> [The task] Return all lines from the listing below in which "Show" appears.

----

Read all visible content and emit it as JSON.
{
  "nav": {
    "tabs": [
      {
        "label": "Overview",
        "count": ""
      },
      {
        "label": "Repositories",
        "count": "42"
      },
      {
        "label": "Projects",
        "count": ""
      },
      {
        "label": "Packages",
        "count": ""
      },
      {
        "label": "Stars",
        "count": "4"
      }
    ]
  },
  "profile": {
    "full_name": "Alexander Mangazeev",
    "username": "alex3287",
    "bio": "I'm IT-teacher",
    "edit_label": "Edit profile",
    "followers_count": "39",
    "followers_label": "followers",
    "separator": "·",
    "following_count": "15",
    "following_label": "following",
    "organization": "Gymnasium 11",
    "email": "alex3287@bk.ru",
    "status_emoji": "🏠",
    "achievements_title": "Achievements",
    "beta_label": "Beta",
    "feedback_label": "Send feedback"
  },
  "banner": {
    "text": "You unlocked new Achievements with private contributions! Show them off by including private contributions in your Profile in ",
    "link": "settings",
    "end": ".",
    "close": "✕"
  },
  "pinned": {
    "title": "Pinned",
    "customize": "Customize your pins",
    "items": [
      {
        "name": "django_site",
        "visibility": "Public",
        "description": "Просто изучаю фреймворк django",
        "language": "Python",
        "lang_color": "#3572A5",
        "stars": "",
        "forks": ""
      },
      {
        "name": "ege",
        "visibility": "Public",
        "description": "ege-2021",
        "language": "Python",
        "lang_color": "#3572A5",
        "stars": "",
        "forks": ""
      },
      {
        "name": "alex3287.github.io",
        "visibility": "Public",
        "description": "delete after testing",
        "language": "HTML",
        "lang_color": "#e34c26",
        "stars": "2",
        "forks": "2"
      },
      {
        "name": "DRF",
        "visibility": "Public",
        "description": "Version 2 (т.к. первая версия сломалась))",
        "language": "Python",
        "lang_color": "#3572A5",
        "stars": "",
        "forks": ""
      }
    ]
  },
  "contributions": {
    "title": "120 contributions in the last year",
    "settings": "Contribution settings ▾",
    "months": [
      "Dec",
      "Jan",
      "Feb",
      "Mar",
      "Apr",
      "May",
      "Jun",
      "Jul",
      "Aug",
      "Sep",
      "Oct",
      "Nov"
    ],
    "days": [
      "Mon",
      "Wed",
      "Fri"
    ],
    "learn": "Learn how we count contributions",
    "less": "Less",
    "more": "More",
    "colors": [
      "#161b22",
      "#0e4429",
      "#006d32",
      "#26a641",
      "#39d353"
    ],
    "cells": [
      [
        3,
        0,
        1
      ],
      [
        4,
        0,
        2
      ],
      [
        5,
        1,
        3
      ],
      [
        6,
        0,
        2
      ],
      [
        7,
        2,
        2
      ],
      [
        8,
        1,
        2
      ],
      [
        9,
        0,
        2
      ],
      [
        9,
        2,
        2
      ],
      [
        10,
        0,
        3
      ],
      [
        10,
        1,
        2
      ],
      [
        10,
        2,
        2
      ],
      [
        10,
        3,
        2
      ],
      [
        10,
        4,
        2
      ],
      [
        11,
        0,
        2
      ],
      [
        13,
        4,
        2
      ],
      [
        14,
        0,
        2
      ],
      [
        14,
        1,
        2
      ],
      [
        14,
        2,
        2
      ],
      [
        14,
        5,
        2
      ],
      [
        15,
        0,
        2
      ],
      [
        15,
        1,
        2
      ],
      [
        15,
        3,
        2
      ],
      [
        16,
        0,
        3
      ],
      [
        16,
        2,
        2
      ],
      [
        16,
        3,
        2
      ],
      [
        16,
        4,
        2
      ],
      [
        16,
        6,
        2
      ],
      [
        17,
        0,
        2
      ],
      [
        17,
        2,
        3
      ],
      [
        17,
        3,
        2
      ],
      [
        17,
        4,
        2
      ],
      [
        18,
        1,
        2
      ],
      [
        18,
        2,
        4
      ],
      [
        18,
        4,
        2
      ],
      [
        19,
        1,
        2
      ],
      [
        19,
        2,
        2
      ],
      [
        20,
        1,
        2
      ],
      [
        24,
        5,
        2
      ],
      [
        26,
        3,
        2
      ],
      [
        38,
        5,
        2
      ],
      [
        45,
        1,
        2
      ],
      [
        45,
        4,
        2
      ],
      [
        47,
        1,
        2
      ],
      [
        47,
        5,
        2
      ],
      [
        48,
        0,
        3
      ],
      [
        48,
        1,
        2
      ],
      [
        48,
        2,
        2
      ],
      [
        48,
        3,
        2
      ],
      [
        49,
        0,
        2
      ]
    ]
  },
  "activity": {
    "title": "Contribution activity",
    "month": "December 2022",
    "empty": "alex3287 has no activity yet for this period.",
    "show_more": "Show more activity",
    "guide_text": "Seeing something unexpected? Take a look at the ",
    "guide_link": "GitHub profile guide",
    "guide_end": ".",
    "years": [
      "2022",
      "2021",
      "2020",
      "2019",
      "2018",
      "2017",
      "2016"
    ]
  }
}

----

> [Answer area]
    "text": "You unlocked new Achievements with private contributions! Show them off by including private contributions in your Profile in ",
    "show_more": "Show more activity",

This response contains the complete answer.